Incomplete rolls a headache for Philadelphia voters and election judges
November 6, 2012By Holly Otterbein
Ky Ly had a frustrating Election Day.
Ly said his name wasn't on the books at his normal polling place, the Di Silvestro Recreation Center in South Philadelphia. So, he said, election officials sent him running around the city.
"They sent me to Broad and McKean," he said. "Broad and McKean sent me back to the recreation center. Recreation center sent me here."
Ly said he was finally able cast his vote at the South Philadelphia Library.
The Committee of Seventy, an election watchdog group, said it has heard from a lot of people like Ly. The group said many voters throughout Philadelphia have complained that their names are not in the poll books.
If voters discover that their names are missing from the books, City Commission chairwoman Stephanie Singer said, they are given a provisional ballot.
Miriam Ringrose, a judge of elections in Northeast Philadelphia, said several voters' names haven't been in the books at her polling place.
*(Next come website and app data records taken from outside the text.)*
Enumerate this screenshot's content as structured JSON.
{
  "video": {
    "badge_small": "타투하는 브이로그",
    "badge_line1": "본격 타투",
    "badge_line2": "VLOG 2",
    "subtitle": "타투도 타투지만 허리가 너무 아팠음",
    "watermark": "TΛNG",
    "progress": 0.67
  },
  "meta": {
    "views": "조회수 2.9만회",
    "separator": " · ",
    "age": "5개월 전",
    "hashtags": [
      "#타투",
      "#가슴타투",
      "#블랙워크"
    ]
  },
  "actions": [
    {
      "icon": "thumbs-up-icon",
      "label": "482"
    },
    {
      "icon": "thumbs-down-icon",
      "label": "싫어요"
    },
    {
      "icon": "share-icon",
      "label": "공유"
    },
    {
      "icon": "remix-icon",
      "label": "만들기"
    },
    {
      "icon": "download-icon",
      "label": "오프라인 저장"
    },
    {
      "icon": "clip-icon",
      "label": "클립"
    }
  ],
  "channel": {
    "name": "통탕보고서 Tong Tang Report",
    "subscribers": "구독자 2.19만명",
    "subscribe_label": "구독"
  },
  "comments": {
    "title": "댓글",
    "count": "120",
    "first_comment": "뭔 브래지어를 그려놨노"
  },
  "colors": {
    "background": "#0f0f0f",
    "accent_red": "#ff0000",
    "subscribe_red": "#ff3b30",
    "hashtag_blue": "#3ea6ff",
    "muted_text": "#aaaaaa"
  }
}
So they've voted with provisional ballots.
"This year, we've had approximately 20 provisional ballots, which is an extraordinarily large amount for this division," she says. "Normally, we have like one or two at the very most."
Singer said her office has gotten "scattered" reports of voters not being on the books. "But nothing like the rumors that we've been hearing," she added.
Singer said about 25 voting divisions out of nearly 1,700 have asked for extra provisional ballots, as of Tuesday afternoon. She said that is more requests than the office got during the entire Election Day in 2008.
Earlier this year, the Committee of Seventy said it was worried that the City Commissioners office wasn't processing a backlog of voter registrations fast enough.
Singer said she isn't sure yet why more provisional ballots have been needed this year.
"We don't know whether the few problems that we are seeing, whether they are due to just large turnout or whether they're due to database issues," she said. "Today, the priority is not to do an extensive analysis of exactly why this happened. Today, the focus is on making sure that everyone who shows up at the polls gets to cast a ballot."